I’ve never mentioned here before that I grew up in a green and white T1, nor that it was a trauma-inducing embarrassment, nor that it was quicker being pushed by us than driven loaded, nor that the heater of HTL 495 – truly, they WERE the numberplate letters – tried to gas these offspring of a Hitler refugee whenever turned on, nor that it had oxidised holes roof and floor where once good German metal had been, making one wet of both head and feet in the rain (seriously, it’d been drier to travel on the bumper bar). At least, I don’t think I have.
Say, see the door handles in the back interior shot? Well, for reasons unknown, ours was “closed” with both pointing upwards (unlike here, and perhaps a RHD quirk?). On rough roads, one handle would slowly but surely work its way down to horizontal, and, presto, the door would open. Luckily, we had no seat belts to increase the risk of dirt hitting us. We had always to put an elastic band , or rubber glove, over the two when bumpy roads were due. This part is a completely true story, btw.
I loved the T2, and do still. It just felt like a modern car when my cousins got one new. The 2 litre pancake sounded like a WRX before they ever did – and only the 2 litres ever sounded like this, every lesser capacity being ring-a-ding Veewee screamy – and with my demented Uncle scything at the big wheel on mountain roads, it actually handled. And best of all, it could throb along to get us from A to B in a day, instead of from A to the farther side of A in two.
Sure, the T1 is an ornament to society, but it is not adornment to one.

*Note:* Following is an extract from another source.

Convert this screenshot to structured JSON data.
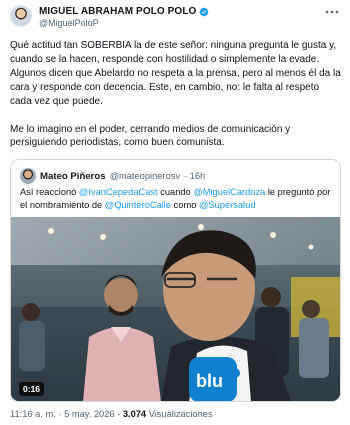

(Well you DID ask).
My pride and joy is my pearl white 1967 Westfalia camper that has been in the family since december ‘67. My parents bought it from a couple that brought it over from europe and it only had 9,700 miles on the clock. I just finished a true to factory restoration. I had enough foresight to save all the original bits and pieces including the entire unblemished camper interior after all these years.
Back in 1968 our neighbors brought back from europe a ‘68 Bay window Westfalia. I will never forget the first ride in that one. It was like riding on a cloud! You could feel the front end floating up and down, especially from 1st to second gear. I fell in love with that ride!

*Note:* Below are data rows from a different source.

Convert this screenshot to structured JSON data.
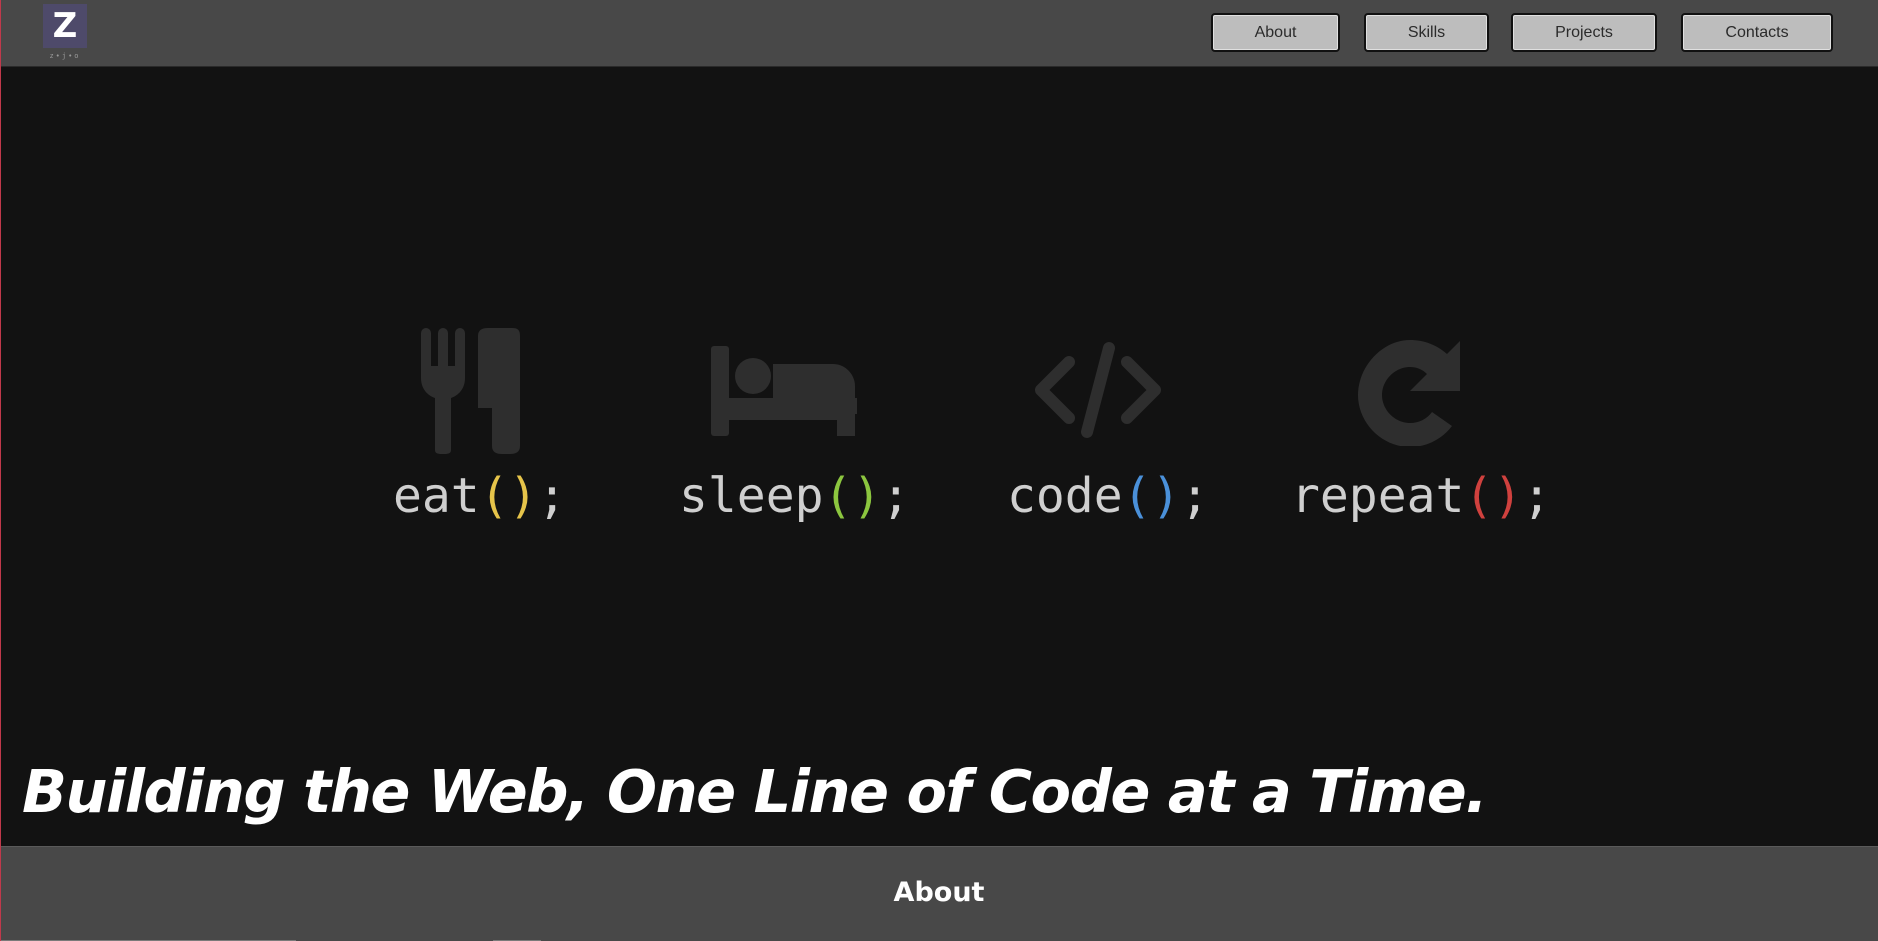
{
  "header": {
    "logo_letter": "Z",
    "logo_subtext": "z•j•o",
    "nav": {
      "about": "About",
      "skills": "Skills",
      "projects": "Projects",
      "contacts": "Contacts"
    }
  },
  "hero": {
    "activities": [
      {
        "icon": "utensils-icon",
        "name": "eat",
        "paren_color": "#e6c44a"
      },
      {
        "icon": "bed-icon",
        "name": "sleep",
        "paren_color": "#8cc63f"
      },
      {
        "icon": "code-icon",
        "name": "code",
        "paren_color": "#4a90d9"
      },
      {
        "icon": "redo-icon",
        "name": "repeat",
        "paren_color": "#d0413e"
      }
    ],
    "call_suffix_open": "(",
    "call_suffix_close": ")",
    "terminator": ";",
    "tagline": "Building the Web, One Line of Code at a Time."
  },
  "about_section": {
    "title": "About"
  },
  "colors": {
    "nav_background": "#484848",
    "page_background": "#121212",
    "icon_color": "#2e2e2e",
    "button_background": "#bdbdbd",
    "logo_background": "#4e4a6a"
  }
}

The T2s were curious in that respect. There’s been an assortment of cars over the years that were pitched up. Most of them were figurative tail draggers. The T2 in contrast was not low in the back, but distinctly high in the front. And rode accordingly even though you were sitting on top of the front axle. But ok as long as the shocks were decent. An up and down, up and down, but slow and comfy, not harsh and bouncy.

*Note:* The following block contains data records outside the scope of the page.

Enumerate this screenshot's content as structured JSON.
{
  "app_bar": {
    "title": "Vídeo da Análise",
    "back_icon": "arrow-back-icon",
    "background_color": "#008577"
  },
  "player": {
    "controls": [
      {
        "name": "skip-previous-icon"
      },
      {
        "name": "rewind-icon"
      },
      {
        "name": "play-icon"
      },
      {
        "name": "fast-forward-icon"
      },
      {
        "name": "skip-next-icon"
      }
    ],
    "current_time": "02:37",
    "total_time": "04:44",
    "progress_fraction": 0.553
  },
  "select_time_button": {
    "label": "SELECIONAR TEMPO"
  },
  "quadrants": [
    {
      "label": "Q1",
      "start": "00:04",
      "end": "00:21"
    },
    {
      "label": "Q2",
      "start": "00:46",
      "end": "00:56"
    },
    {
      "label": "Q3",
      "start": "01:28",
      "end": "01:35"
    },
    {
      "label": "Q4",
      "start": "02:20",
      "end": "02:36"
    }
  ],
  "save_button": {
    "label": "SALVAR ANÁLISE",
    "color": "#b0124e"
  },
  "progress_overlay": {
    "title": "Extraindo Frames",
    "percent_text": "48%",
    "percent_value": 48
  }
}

Yes, the ride difference between a split window and the bay window was immense! That’s why I so fondly remember the first ride in the bay window. Not harsh at all but a controlled soft up and down ride. It really stuck in my memory banks!
We have a 1979 VW Transporter T2. Ours has passenger seats. Our insurance company is saying this is a commercial vehicle, not a passenger vehicle, and therefore will only cover liability without comp and collision. Does anyone have details on this vehicle being a passenger vehicle?
Well, maybe it comes down to how yours was born. They came in many different configurations and for sure they were sold as passenger vehicles. Plenty of sales brochures to back that! You may be looking for another insurance company if they can’t be convinced.